At midday on Sunday, one of football’s great matches takes place. The Emirates Stadium will be host to not only one of Europe’s bitterest rivalries, but a potentially pivotal Premier League fixture.
Three points currently separates the two north London clubs in the table, with Liverpool and Chelsea in between them. Goal differences mean that Spurs would need a comfortable win to leap frog their local rivals, while Arsenal will be aiming to avoid dropping points on Liverpool and Manchester City – with whom they currently sit level at the top of the table.
Make or break games simply do not exist this early in the season, at least not for two teams who have had strong starts domestically. Momentum, however, will be key. Spurs have drawn their last three league games and were unsettled against Bayer Leverkusen in midweek, leaving them in Champions League peril. Arsenal thrashed Sunderland last weekend, with Olivier Giroud scoring twice from the bench, and recorded a last-gasp victory over Ludogorets in midweek.
The Gunners’ poor defensive spell that allowed their Bulgarian midweek opponents to take the lead will give Spurs optimism of finding similar weaknesses. Mauricio Pochettino’s side, however, have struggled to create of late and will only have the option to use Harry Kane from the bench.
Tottenham’s own back line issues are the theme ahead of this game. Pressed into mistakes and inefficient with the ball in midweek, they have conceded in each of their last three games and look shaky without the excellent Toby Alderweireld.
Neither team is perfect at the moment. Arsenal’s recent shutdown against Middlesbrough and initial struggles against Ludogorets reflect a team who are sorely missing both Santi Cazorla and Theo Walcott. Their opponents were disorganised and shaken by Leverkusen and have not scored two goals in a game since their victory over Manchester City on 2nd October.

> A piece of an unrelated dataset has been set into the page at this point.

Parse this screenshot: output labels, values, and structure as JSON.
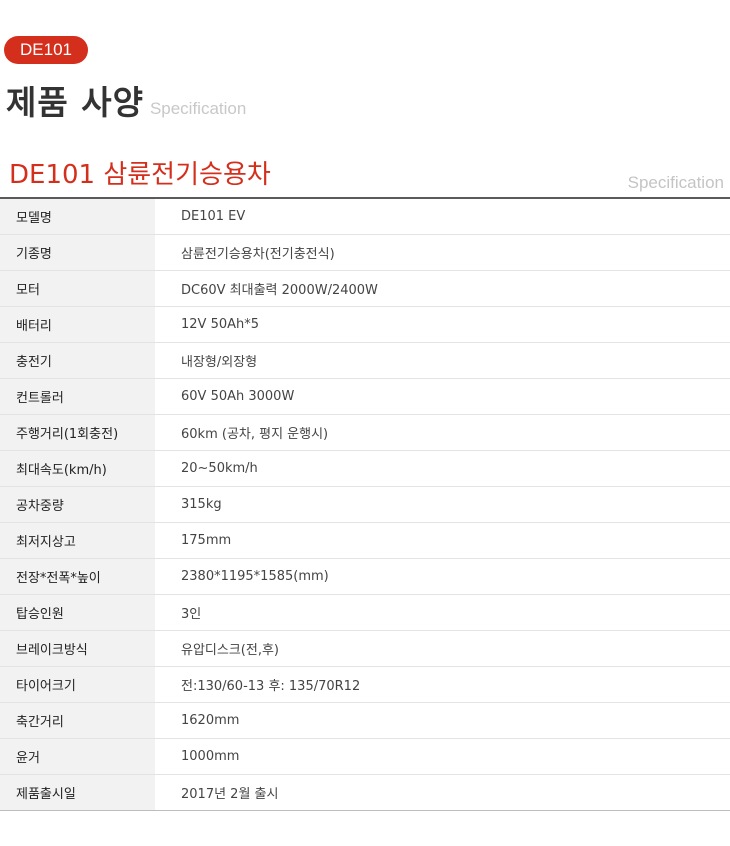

Home advantage and recent performances make Arsenal the natural favourites for this game. The implications of another drab display from Spurs could be significant, though. The defensive stability that underlined their successes last season and at the beginning of this has seemingly vanished, while the supporting cast of last season have failed to deputise in the lead role in the absence of Harry Kane.
Defeat is unlikely to change Tottenham’s league position, but it could leave them languishing six points off the top of the Premier League table. Ending their unbeaten start to the campaign and making it seven games without a win in all competitions. Pochettino would then be in by far the greatest rut of his tenure to date. Recovery from such troubles is what makes a great manager, but it would leave Spurs under the sort of pressure they are unaccustomed to. Increased expectation this season makes this fixture so much more significant than ever before. Victory is not only needed because of the opponent, it is needed to maintain their status as realistic challengers.
It has been a rarity that either of north London’s powerhouses have competed for the title in the last few years. Last season, even, Arsenal were outsiders for much of the race. Previously, Spurs have been clinging onto the entrails of the top four and Arsenal have been dining a couple of tables away from the title competing teams, too. This year, such is the openness of the competition at the top, both teams have as good as an equal chance of winning it. Other than Manchester City’s understandable tag as favourites, the following teams are about just as likely as one another to lift the Premier League title come May 2017.
We may never get a north London derby played before Christmas with so much significance ever again. Nothing can be lost at this stage, but defeat for Tottenham will raise serious questions about their credentials this season, while a poor Arsenal performance will leave everyone wondering whether they have really changed at all.